The situation was a bit more intense at Minnesota West Community and Technical College in Canby, where a threat written on a bathroom wall at prompted an evacuation order and disrupted voting for about 90 minutes until police determined the area was safe.


Live blog: Election Day 2012
Select a Candidate: See where they stand
The races: Coverage of presidential, congressional and Senate races
Marriage Amendment: Stories, discussions, commentaries
Voter ID Amendment: Stories, discussions, commentaries
PoliGraph: Campaign fact-checks

Several election judges who spoke with MPRNews reported an unusually high number of voters looking to register at the polls. They attributed the increase to confusion caused by redistricting and successful get out the vote efforts.

Some University of Minnesota students were turned away because they didn't have what they needed to register to vote.
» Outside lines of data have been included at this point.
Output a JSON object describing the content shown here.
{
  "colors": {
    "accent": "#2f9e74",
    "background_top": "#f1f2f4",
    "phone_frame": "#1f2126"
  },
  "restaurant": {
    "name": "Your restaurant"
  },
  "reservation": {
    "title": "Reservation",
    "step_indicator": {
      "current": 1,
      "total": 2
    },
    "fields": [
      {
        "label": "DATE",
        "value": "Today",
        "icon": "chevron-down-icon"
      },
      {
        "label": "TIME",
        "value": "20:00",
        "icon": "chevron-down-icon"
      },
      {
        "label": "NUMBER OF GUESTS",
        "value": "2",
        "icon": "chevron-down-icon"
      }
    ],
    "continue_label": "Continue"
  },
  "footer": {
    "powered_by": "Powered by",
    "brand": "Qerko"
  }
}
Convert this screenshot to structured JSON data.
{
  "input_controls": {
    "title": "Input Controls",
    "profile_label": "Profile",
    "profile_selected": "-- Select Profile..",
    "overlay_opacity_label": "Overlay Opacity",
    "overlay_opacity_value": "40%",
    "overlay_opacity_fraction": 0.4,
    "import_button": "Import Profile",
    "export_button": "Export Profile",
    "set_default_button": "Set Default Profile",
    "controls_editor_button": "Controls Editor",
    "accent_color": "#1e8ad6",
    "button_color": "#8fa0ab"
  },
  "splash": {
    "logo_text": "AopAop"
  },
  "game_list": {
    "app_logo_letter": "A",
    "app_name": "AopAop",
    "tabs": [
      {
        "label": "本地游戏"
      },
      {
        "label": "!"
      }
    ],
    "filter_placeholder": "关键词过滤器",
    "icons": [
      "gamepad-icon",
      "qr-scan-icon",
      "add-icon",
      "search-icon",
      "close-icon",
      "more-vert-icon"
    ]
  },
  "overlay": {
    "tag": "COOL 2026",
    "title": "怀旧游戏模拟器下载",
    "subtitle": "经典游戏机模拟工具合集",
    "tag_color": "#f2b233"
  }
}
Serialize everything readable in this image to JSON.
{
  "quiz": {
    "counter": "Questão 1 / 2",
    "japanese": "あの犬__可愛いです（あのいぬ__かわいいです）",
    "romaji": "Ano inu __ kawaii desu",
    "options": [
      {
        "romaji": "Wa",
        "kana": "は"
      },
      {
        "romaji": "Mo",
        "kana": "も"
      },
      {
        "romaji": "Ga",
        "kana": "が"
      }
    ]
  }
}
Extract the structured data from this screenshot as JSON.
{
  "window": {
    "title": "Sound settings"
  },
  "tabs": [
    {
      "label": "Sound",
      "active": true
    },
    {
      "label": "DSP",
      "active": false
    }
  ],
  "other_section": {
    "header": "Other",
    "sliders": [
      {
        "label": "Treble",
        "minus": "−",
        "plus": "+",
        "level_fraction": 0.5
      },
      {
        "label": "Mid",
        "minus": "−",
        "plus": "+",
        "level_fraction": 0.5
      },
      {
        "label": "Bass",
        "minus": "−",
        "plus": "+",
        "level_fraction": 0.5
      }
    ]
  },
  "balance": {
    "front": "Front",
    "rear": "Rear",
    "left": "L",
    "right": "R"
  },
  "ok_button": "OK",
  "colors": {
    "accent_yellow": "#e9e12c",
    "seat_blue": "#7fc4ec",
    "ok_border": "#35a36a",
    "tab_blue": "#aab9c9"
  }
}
State law currently does not require voters to show photo ID with their current address in order to register to vote. But they need to either have an ID plus a utility or other bill with their name and current address, or have a neighbor who is a registered voter vouch for them.

"A lot of people don't understand what it is they need to have, and even once we explain it they don't have what they need to have," said election judge Jane Strauss, who was working the poll at Coffman Memorial Union on the U of M campus.
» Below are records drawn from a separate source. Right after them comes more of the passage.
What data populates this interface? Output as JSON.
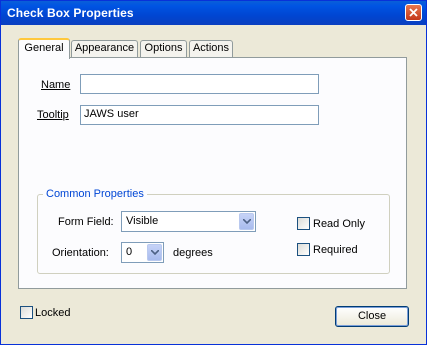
{
  "window": {
    "title": "Check Box Properties"
  },
  "tabs": [
    {
      "label": "General",
      "active": true
    },
    {
      "label": "Appearance",
      "active": false
    },
    {
      "label": "Options",
      "active": false
    },
    {
      "label": "Actions",
      "active": false
    }
  ],
  "general": {
    "name_label": "Name",
    "name_value": "",
    "tooltip_label": "Tooltip",
    "tooltip_value": "JAWS user"
  },
  "common": {
    "title": "Common Properties",
    "form_field_label": "Form Field:",
    "form_field_value": "Visible",
    "orientation_label": "Orientation:",
    "orientation_value": "0",
    "degrees_label": "degrees",
    "read_only_label": "Read Only",
    "read_only_checked": false,
    "required_label": "Required",
    "required_checked": false
  },
  "footer": {
    "locked_label": "Locked",
    "locked_checked": false,
    "close_label": "Close"
  },
  "colors": {
    "titlebar": "#0054e3",
    "accent_tab": "#ffc83c",
    "group_title": "#0046d5"
  }
}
Sarah Mering, a University of Minnesota freshman, was disappointed she wasn't able to vote. She has an out-of-state ID but no utility bill and doesn't know anyone in her neigborhood because she just moved to a new apartment.

"I think it kind of sucks because I just turned 18. When you come to college and if you're out of state, they don't tell you what you need," she said.

Despite the various wrinkles, some voters said they were pleasantly surprised how easy it was to vote.

Kryssa Anderson, a 21-year-old University of Minnesota student, voted at a church in Dinkytown without much of a wait. "They know people have class, so they're trying to make it fast," Anderson said.

Deborah Farrell, a therapist in Walker, said her polling place was a model of "quiet cooperation." She described what it felt like to see her mother and daughter working as election judges. "There seems to be a seriousness of intention and a kid of respect that meant a lot."

"I hold great hope for the next generation of voters" she said.

(MPR reporters Elizabeth Dunbar, Laura Yuen, Catharine Richert, and MPR News intern Alli Sobiech contributed to this report.)